- Require you to forfeit your right to possess firearms
- Subject you to fingerprinting for inclusion in a domestic violence database
- Require alcohol and/or anger management counseling
- Require you to continue paying the living expenses of the alleged victim and your children
- Restrict your ability to be within a certain radius of the victim—which requires you to be alert to whether the victim is present wherever you are, and can restrict your ability to attend church, family events, community events, etc.
Domestic violence cases can begin simply enough, based upon “he-said/she-said” testimony. Once law enforcement and the courts are involved, however, the legal consequences can continue to escalate even once the dispute has been resolved. Hercules Law Group, LLC is here to protect you from the serious consequences of a domestic violence conviction which, in addition to the restraining order’s restrictions, can include:
- Jail time based on the underlying offense alleged
- Monetary fines
- Ongoing psychological evaluation and counseling
- A permanent criminal record
Call Today to Schedule Your Free Case Review with an Experienced Domestic Violence Defense Lawyer
Hercules Law Group, LLC knows how the prosecution will approach your case, so can quickly build an effective defense strategy to minimize the immediate consequences of a restraining order. An experienced lawyer can fight to distinguish a trivial dispute from a situation where the alleged victim is truly in danger.
Your first consultation is always free. To learn how to protect yourself if you have been accused of domestic violence, call or contact Hercules Law Group, LLC to schedule your free case review today. The firm is available to begin advocating on your behalf as soon as you call.
Frequently Asked Questions About New Jersey Domestic Violence Charges
At the TRO hearing, the defendant is not entitled to present a defense. The defendant is given that opportunity at the hearing to determine whether the TRO should be made final. A lawyer will present evidence on your behalf, which could include evidence that you did not commit the underlying offense, witness testimony and a strong argument on your behalf. The goal is to convince the judge that you do not present a danger to the alleged victim, so that a protective restraining order is unnecessary.

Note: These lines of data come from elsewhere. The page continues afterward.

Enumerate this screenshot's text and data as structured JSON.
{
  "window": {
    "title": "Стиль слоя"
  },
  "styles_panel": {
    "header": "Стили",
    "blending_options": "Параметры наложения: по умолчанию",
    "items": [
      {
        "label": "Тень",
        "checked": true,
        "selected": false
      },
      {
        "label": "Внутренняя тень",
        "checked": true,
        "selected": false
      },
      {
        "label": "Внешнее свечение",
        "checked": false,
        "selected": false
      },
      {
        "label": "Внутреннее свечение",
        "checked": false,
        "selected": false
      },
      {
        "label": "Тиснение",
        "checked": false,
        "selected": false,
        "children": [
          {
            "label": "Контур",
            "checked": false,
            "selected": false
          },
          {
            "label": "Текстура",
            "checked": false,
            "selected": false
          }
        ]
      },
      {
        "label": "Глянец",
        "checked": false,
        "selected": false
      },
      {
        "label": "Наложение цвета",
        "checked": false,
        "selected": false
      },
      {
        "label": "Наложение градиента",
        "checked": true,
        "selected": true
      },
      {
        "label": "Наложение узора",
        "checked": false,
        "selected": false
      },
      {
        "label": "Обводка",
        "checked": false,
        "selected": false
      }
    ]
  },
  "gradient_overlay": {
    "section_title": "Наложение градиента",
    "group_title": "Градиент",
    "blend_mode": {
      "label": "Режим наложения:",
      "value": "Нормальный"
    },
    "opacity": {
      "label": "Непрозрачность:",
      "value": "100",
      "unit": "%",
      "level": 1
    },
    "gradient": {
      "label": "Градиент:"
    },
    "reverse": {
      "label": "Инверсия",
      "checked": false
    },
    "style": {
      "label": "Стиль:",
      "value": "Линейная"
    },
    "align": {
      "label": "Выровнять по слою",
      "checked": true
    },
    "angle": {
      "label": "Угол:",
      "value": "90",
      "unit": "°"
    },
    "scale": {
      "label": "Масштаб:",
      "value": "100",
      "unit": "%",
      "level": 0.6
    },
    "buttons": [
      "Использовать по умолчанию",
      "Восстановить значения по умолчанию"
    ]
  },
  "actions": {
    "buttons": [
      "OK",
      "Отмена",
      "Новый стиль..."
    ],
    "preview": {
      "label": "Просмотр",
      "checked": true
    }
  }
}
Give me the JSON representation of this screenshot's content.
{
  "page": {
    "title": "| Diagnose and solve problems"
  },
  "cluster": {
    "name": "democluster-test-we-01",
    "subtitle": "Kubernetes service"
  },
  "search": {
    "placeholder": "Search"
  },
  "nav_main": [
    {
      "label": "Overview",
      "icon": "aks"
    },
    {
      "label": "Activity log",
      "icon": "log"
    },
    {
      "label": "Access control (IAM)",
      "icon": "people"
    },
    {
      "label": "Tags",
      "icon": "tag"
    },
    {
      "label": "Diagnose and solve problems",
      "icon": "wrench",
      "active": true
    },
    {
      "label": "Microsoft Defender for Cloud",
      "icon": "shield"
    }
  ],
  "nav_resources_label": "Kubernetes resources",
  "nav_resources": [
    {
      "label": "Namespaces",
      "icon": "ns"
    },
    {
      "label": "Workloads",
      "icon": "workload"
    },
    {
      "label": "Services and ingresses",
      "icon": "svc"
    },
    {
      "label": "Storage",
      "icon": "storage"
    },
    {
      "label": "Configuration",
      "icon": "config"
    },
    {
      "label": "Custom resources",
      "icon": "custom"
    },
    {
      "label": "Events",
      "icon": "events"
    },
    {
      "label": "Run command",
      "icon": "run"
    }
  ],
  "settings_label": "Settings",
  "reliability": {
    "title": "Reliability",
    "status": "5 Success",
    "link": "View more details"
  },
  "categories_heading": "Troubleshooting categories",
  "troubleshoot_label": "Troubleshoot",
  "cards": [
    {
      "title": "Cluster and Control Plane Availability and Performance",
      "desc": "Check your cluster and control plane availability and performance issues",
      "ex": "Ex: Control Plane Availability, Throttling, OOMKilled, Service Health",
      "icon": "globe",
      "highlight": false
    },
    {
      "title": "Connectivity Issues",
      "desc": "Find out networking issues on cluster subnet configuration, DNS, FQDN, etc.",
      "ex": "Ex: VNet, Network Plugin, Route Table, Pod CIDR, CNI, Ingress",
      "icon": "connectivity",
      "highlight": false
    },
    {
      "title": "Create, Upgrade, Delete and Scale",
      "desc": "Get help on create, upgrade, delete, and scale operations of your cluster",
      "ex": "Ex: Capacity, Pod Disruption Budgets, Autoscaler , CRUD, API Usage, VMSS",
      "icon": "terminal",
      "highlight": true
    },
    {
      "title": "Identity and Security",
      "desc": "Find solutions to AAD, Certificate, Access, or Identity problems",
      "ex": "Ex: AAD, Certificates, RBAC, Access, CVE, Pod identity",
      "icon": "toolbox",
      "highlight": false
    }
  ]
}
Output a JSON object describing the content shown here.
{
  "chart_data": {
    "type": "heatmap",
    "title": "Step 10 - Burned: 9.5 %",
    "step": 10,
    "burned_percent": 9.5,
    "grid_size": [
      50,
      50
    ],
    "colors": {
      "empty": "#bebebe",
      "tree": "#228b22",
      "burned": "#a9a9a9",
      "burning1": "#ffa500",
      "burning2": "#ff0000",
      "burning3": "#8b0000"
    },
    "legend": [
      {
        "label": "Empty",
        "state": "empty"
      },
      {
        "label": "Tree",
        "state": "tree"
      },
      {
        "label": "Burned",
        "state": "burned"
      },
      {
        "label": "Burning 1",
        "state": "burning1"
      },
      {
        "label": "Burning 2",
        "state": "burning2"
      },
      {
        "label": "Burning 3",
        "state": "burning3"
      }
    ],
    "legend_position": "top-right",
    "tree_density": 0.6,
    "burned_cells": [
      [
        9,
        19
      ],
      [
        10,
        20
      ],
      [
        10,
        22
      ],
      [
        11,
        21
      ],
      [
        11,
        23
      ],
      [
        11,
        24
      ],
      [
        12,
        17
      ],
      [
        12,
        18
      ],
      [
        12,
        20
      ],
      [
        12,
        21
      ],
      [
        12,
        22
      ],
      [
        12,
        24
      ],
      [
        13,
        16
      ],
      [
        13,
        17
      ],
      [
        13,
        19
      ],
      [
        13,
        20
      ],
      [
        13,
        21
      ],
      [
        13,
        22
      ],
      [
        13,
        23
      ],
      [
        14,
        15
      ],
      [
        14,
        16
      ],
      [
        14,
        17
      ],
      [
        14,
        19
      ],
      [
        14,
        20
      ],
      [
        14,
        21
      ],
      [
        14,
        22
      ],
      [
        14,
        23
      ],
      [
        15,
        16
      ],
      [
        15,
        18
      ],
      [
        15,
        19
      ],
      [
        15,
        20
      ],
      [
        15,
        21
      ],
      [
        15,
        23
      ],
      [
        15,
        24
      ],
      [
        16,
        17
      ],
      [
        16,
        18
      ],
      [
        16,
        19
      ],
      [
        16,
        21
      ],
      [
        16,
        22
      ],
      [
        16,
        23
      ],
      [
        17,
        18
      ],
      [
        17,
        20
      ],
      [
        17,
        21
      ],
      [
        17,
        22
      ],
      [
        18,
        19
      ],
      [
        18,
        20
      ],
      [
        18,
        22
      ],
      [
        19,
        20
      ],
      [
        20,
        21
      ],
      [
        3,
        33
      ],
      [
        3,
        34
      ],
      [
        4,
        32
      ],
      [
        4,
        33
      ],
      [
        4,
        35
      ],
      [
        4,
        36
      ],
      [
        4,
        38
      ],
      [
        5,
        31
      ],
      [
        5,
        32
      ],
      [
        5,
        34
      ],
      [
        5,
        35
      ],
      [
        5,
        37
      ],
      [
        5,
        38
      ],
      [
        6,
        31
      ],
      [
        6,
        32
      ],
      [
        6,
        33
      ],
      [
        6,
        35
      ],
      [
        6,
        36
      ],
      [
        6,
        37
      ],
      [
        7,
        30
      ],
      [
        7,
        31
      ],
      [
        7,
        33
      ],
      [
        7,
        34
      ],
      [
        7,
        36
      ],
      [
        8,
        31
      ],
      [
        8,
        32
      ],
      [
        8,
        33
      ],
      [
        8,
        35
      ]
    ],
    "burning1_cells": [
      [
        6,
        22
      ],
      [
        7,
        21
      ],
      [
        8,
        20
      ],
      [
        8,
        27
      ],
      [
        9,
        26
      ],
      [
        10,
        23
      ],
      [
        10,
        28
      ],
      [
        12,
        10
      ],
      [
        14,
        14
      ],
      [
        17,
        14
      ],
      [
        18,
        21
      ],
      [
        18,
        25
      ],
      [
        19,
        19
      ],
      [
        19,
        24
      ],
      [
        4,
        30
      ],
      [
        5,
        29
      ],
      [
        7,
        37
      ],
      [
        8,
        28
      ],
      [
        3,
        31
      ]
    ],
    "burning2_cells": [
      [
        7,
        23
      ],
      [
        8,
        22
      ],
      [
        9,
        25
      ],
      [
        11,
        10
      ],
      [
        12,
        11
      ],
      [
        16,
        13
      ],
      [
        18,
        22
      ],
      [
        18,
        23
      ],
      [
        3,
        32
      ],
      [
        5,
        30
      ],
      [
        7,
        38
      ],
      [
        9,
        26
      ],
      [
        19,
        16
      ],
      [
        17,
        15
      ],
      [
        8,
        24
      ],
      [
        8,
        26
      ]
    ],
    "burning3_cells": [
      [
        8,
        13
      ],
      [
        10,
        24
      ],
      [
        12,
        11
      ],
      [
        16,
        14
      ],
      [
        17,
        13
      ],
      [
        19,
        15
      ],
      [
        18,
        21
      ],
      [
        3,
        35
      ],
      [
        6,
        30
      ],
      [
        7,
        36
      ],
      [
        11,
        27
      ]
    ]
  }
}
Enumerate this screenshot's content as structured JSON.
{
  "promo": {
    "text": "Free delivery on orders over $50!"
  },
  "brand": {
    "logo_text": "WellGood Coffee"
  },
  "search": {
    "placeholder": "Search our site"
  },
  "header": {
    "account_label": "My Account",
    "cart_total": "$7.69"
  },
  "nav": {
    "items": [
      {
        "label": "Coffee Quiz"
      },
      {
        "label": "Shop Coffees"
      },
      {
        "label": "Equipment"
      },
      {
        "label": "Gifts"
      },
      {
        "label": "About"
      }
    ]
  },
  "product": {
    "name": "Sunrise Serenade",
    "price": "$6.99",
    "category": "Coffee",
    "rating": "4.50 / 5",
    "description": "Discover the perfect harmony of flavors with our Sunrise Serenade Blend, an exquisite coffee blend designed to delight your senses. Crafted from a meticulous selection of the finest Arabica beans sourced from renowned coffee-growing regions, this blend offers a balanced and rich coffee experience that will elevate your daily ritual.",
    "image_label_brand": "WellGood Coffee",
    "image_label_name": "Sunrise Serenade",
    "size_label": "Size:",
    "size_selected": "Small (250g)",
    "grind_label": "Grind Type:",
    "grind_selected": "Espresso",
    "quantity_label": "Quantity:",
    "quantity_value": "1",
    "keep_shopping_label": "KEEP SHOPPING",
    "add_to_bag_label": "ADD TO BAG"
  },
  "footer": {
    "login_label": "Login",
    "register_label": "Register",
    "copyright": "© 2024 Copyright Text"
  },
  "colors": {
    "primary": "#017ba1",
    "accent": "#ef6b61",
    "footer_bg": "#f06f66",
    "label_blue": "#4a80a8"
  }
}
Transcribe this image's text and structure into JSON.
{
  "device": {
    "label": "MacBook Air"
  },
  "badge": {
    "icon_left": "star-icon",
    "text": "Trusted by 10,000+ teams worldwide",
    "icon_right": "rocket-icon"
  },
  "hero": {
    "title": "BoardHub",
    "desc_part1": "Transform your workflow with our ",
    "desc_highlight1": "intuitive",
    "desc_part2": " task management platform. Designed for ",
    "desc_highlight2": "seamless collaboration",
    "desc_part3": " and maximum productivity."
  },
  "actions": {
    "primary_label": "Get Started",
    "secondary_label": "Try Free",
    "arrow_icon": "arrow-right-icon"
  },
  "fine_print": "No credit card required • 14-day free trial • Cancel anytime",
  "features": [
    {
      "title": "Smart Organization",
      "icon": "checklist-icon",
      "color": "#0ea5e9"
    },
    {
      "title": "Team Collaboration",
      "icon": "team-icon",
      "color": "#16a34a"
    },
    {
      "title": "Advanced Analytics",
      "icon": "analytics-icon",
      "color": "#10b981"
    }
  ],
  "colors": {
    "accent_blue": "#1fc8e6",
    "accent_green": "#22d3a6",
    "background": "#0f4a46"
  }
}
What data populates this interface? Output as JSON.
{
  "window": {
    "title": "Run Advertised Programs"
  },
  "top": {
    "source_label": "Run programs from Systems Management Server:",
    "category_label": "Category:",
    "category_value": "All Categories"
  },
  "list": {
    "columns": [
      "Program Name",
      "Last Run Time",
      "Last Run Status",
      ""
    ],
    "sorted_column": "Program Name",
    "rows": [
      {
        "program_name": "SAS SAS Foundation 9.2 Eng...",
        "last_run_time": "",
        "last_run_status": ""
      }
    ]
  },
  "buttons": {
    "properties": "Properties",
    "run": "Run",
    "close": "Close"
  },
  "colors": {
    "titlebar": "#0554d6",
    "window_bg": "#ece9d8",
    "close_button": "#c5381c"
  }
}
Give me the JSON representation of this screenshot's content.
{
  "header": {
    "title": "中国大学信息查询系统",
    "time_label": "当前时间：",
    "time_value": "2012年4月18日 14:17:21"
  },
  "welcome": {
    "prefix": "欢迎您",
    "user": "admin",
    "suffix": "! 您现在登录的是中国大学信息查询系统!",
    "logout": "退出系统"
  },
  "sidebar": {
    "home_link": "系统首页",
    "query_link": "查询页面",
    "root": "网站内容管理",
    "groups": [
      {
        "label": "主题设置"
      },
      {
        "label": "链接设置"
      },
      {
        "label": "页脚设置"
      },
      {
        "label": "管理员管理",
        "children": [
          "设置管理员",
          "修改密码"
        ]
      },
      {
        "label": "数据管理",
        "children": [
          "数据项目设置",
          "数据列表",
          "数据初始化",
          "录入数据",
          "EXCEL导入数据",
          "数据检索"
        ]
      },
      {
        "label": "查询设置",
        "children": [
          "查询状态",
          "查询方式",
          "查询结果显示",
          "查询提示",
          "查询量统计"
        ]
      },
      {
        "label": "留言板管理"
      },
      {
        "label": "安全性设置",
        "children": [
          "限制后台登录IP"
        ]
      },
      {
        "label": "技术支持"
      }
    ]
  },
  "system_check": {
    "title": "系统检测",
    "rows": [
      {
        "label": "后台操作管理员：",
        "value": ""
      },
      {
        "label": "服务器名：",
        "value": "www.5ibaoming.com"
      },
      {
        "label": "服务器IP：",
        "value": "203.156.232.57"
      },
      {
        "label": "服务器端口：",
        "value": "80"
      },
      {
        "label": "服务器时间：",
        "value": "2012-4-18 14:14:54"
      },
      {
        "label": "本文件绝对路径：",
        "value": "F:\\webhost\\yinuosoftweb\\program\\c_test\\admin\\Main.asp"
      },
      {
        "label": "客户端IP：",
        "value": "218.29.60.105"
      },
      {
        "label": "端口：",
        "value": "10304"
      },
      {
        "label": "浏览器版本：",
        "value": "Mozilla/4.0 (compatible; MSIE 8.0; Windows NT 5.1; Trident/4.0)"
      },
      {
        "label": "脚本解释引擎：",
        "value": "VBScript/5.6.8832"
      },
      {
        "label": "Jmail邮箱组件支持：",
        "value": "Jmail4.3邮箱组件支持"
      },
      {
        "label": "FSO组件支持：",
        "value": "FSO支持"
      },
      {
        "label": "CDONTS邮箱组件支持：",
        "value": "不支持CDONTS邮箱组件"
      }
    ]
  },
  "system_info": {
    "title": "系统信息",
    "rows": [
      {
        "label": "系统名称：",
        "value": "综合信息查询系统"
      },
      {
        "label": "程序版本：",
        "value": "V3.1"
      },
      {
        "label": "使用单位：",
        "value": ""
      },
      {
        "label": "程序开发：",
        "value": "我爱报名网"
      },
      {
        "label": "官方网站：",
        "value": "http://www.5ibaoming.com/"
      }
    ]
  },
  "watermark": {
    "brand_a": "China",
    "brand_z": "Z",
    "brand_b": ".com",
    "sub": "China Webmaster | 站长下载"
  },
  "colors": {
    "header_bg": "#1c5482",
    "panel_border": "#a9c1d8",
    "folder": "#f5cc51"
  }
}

Yes. If the violation is based on a new act of domestic violence, you can actually be charged with an additional fourth-degree crime (up to 18 months in jail). In other cases, violation of the restraining order can lead to contempt of court charges. You could face a mandatory minimum 30-day jail sentence for a second violation.